According to a NASA educational publication, that is because on Earth, gravity pulls fluids in the body to the legs. In the reduced gravity of Earthâ€™s orbit, fluids are distributed equally through the body and can block the nasal passages and the ability to smell, which affects the ability to taste.
To compensate, NASA provides astronauts with condiments such as hot sauce and tortillas with extra spices mixed in.
The Martinez Chimayo Pepper is one candidate for a crop at the Kennedy Space Center in Florida, according to the Space Chile challenge Facebook page.
Each grower will submit one sample pepper to UNM, where the capsaicin content will be analyzed. Capsaicin is the chemical compound in chile peppers that give them their heat.
â€śIâ€™m excited to get some green chiles,â€ť Bohlin said with a laugh.
A new feature at the library will help people keep an eye on the International Space Station. ISS Above is a computer program that calculates where the space station is. A monitor near the periodicals shows information on the space station, including when and how to watch for it passing over Roswell.
Bohlin received the equipment through the Center for the Advancement of Science in Space, the nonprofit organization that manages the space station, and donated it to the library.
Young patrons of the library will soon have the opportunity to conduct their own scientific experiments and observations through another project Bohlin has been putting together. Through the STEM at Home program, children will be able to take home kits that correspond to the topics of STEM-themed books from the childrenâ€™s department. The books will have stickers on them letting patrons know there is a STEM at Home kit available.
â€śYouâ€™ve got them from biodiversity and humans to energy, youâ€™ve got forces in motion, solar system, structure and function design, engineering problems and design solutions,â€ť Bohlin said.
The kits were developed based on the book â€śPicture-Perfect Science Lessonsâ€ť by Emily Morgan and Karen Roerich Ansberry.
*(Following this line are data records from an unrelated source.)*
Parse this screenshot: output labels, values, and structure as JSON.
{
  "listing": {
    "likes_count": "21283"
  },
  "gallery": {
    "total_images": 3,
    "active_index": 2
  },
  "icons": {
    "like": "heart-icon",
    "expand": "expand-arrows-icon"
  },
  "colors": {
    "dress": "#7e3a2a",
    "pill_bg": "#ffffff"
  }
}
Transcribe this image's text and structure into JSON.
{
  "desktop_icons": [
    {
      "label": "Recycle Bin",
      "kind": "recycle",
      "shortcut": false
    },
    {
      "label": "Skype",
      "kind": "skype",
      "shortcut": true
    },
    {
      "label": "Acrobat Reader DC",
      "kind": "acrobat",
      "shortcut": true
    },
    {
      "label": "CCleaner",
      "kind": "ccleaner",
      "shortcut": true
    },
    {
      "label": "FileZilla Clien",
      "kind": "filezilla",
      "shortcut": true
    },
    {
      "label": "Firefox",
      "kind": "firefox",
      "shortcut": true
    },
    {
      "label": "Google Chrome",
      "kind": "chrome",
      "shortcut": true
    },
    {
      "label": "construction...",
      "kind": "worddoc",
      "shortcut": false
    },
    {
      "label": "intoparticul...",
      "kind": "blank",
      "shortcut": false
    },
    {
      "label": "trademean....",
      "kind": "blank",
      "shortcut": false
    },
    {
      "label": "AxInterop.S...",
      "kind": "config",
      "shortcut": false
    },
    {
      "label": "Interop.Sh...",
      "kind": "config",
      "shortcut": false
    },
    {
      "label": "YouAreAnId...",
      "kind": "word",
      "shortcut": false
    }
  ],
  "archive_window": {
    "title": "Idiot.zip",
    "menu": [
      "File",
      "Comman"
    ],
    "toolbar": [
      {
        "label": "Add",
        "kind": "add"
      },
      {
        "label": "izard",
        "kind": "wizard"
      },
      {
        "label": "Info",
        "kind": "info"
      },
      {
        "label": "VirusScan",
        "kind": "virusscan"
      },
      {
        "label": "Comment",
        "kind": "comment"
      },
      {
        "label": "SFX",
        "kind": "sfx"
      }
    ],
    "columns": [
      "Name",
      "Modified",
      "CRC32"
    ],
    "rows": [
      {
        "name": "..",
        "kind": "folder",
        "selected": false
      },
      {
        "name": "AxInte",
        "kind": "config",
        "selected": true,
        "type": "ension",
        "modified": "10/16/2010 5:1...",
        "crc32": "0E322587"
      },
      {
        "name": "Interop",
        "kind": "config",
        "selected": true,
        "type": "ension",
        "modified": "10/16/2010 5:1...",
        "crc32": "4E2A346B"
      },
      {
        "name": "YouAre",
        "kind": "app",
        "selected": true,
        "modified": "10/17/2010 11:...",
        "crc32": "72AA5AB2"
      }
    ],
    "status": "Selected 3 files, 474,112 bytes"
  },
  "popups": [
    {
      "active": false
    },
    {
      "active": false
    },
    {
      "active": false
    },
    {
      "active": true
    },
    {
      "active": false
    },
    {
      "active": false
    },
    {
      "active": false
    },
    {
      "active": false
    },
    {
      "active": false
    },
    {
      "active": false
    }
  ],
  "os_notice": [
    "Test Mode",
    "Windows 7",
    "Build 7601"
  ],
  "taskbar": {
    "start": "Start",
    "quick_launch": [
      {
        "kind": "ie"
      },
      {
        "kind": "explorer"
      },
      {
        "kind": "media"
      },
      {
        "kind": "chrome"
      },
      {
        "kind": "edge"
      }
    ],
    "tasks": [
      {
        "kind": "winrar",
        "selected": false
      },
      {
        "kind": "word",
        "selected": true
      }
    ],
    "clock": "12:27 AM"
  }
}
Each kit has materials and worksheets children and their parents can use to conduct the experiments.
â€śYou want the parents to collaborate with the kids, you want them to have some good quality time together,â€ť Bohlin said.
The kits are designed for elementary school age students, but Bohlin said they could be used by older children as well.
City/RISD reporter Juno Ogle can be reached at 575-622-7710, ext. 205, or email@example.com.